== Segment start ==

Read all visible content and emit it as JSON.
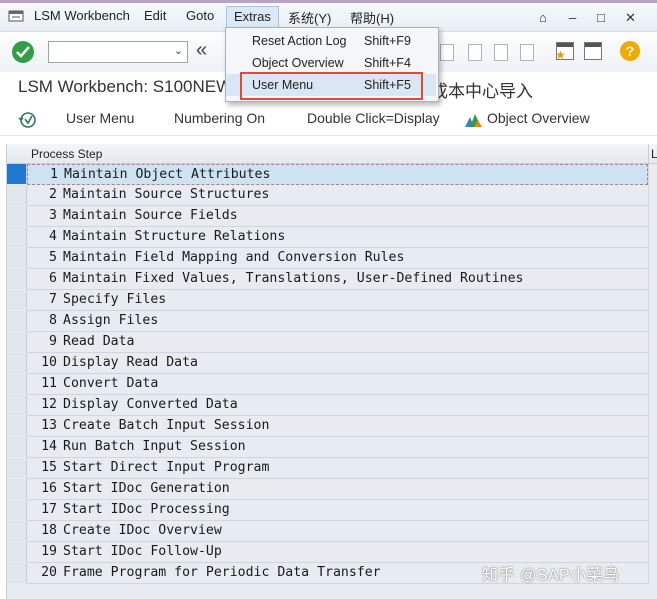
{
  "menubar": {
    "items": [
      "LSM Workbench",
      "Edit",
      "Goto",
      "Extras",
      "系统(Y)",
      "帮助(H)"
    ],
    "window_controls": [
      "⌂",
      "–",
      "□",
      "✕"
    ]
  },
  "toolbar": {
    "command_field_value": "",
    "command_field_placeholder": "",
    "help_label": "?"
  },
  "title": {
    "text": "LSM Workbench: S100NEW,",
    "suffix": "成本中心导入"
  },
  "app_toolbar": {
    "user_menu": "User Menu",
    "numbering_on": "Numbering On",
    "double_click": "Double Click=Display",
    "object_overview": "Object Overview"
  },
  "extras_menu": {
    "items": [
      {
        "label": "Reset Action Log",
        "shortcut": "Shift+F9"
      },
      {
        "label": "Object Overview",
        "shortcut": "Shift+F4"
      },
      {
        "label": "User Menu",
        "shortcut": "Shift+F5"
      }
    ]
  },
  "table": {
    "column_header": "Process Step",
    "column_header_2": "L",
    "rows": [
      {
        "num": "1",
        "label": "Maintain Object Attributes"
      },
      {
        "num": "2",
        "label": "Maintain Source Structures"
      },
      {
        "num": "3",
        "label": "Maintain Source Fields"
      },
      {
        "num": "4",
        "label": "Maintain Structure Relations"
      },
      {
        "num": "5",
        "label": "Maintain Field Mapping and Conversion Rules"
      },
      {
        "num": "6",
        "label": "Maintain Fixed Values, Translations, User-Defined Routines"
      },
      {
        "num": "7",
        "label": "Specify Files"
      },
      {
        "num": "8",
        "label": "Assign Files"
      },
      {
        "num": "9",
        "label": "Read Data"
      },
      {
        "num": "10",
        "label": "Display Read Data"
      },
      {
        "num": "11",
        "label": "Convert Data"
      },
      {
        "num": "12",
        "label": "Display Converted Data"
      },
      {
        "num": "13",
        "label": "Create Batch Input Session"
      },
      {
        "num": "14",
        "label": "Run Batch Input Session"
      },
      {
        "num": "15",
        "label": "Start Direct Input Program"
      },
      {
        "num": "16",
        "label": "Start IDoc Generation"
      },
      {
        "num": "17",
        "label": "Start IDoc Processing"
      },
      {
        "num": "18",
        "label": "Create IDoc Overview"
      },
      {
        "num": "19",
        "label": "Start IDoc Follow-Up"
      },
      {
        "num": "20",
        "label": "Frame Program for Periodic Data Transfer"
      }
    ]
  },
  "watermark": "知乎 @SAP小菜鸟",
  "colors": {
    "accent_green": "#2f9e44",
    "selection_blue": "#1f78d1",
    "highlight_red": "#e34a2f",
    "help_orange": "#f2a900"
  }
}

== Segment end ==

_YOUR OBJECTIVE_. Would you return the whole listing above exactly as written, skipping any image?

_FINISHED TASK_.
Read all visible content and emit it as JSON.
{
  "menubar": {
    "items": [
      "LSM Workbench",
      "Edit",
      "Goto",
      "Extras",
      "系统(Y)",
      "帮助(H)"
    ],
    "window_controls": [
      "⌂",
      "–",
      "□",
      "✕"
    ]
  },
  "toolbar": {
    "command_field_value": "",
    "command_field_placeholder": "",
    "help_label": "?"
  },
  "title": {
    "text": "LSM Workbench: S100NEW,",
    "suffix": "成本中心导入"
  },
  "app_toolbar": {
    "user_menu": "User Menu",
    "numbering_on": "Numbering On",
    "double_click": "Double Click=Display",
    "object_overview": "Object Overview"
  },
  "extras_menu": {
    "items": [
      {
        "label": "Reset Action Log",
        "shortcut": "Shift+F9"
      },
      {
        "label": "Object Overview",
        "shortcut": "Shift+F4"
      },
      {
        "label": "User Menu",
        "shortcut": "Shift+F5"
      }
    ]
  },
  "table": {
    "column_header": "Process Step",
    "column_header_2": "L",
    "rows": [
      {
        "num": "1",
        "label": "Maintain Object Attributes"
      },
      {
        "num": "2",
        "label": "Maintain Source Structures"
      },
      {
        "num": "3",
        "label": "Maintain Source Fields"
      },
      {
        "num": "4",
        "label": "Maintain Structure Relations"
      },
      {
        "num": "5",
        "label": "Maintain Field Mapping and Conversion Rules"
      },
      {
        "num": "6",
        "label": "Maintain Fixed Values, Translations, User-Defined Routines"
      },
      {
        "num": "7",
        "label": "Specify Files"
      },
      {
        "num": "8",
        "label": "Assign Files"
      },
      {
        "num": "9",
        "label": "Read Data"
      },
      {
        "num": "10",
        "label": "Display Read Data"
      },
      {
        "num": "11",
        "label": "Convert Data"
      },
      {
        "num": "12",
        "label": "Display Converted Data"
      },
      {
        "num": "13",
        "label": "Create Batch Input Session"
      },
      {
        "num": "14",
        "label": "Run Batch Input Session"
      },
      {
        "num": "15",
        "label": "Start Direct Input Program"
      },
      {
        "num": "16",
        "label": "Start IDoc Generation"
      },
      {
        "num": "17",
        "label": "Start IDoc Processing"
      },
      {
        "num": "18",
        "label": "Create IDoc Overview"
      },
      {
        "num": "19",
        "label": "Start IDoc Follow-Up"
      },
      {
        "num": "20",
        "label": "Frame Program for Periodic Data Transfer"
      }
    ]
  },
  "watermark": "知乎 @SAP小菜鸟",
  "colors": {
    "accent_green": "#2f9e44",
    "selection_blue": "#1f78d1",
    "highlight_red": "#e34a2f",
    "help_orange": "#f2a900"
  }
}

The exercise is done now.